Interface dataset entries:
"""

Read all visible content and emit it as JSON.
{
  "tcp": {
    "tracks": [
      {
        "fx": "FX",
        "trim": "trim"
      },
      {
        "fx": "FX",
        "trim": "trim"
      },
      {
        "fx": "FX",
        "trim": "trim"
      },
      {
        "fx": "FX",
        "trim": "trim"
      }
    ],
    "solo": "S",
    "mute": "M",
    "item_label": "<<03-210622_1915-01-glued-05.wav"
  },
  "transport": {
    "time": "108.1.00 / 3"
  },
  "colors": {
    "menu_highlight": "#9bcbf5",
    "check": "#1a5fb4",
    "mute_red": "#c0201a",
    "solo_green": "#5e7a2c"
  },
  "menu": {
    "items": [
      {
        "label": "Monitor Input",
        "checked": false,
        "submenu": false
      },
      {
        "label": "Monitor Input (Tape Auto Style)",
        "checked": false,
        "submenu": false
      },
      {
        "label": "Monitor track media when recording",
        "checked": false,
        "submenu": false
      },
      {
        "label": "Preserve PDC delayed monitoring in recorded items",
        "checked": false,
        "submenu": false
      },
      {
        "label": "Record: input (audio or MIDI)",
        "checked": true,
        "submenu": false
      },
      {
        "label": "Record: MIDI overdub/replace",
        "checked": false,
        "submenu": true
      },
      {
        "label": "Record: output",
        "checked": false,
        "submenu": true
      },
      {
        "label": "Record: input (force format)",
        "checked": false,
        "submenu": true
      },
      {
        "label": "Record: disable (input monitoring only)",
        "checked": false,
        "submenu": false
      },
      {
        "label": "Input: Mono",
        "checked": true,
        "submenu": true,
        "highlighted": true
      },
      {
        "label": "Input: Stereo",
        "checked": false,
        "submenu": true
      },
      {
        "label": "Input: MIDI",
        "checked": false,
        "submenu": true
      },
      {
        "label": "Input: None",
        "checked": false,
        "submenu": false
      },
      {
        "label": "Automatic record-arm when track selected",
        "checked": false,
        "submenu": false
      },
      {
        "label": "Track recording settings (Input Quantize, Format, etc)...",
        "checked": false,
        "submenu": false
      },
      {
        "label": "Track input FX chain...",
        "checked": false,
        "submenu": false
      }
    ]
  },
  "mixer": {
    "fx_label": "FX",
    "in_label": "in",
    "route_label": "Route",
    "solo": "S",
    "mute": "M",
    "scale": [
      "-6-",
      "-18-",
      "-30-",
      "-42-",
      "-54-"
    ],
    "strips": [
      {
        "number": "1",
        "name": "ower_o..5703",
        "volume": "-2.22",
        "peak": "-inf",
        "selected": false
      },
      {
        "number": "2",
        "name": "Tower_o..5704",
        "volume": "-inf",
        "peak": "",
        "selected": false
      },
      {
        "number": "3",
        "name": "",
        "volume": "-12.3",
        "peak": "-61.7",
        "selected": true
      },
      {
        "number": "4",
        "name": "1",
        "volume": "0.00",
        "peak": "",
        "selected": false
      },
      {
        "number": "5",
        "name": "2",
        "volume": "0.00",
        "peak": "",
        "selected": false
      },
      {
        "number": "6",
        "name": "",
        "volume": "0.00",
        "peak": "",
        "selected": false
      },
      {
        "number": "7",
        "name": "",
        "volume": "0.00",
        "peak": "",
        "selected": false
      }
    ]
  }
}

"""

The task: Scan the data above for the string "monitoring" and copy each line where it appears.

Completed exercise:
        "label": "Preserve PDC delayed monitoring in recorded items",
        "label": "Record: disable (input monitoring only)",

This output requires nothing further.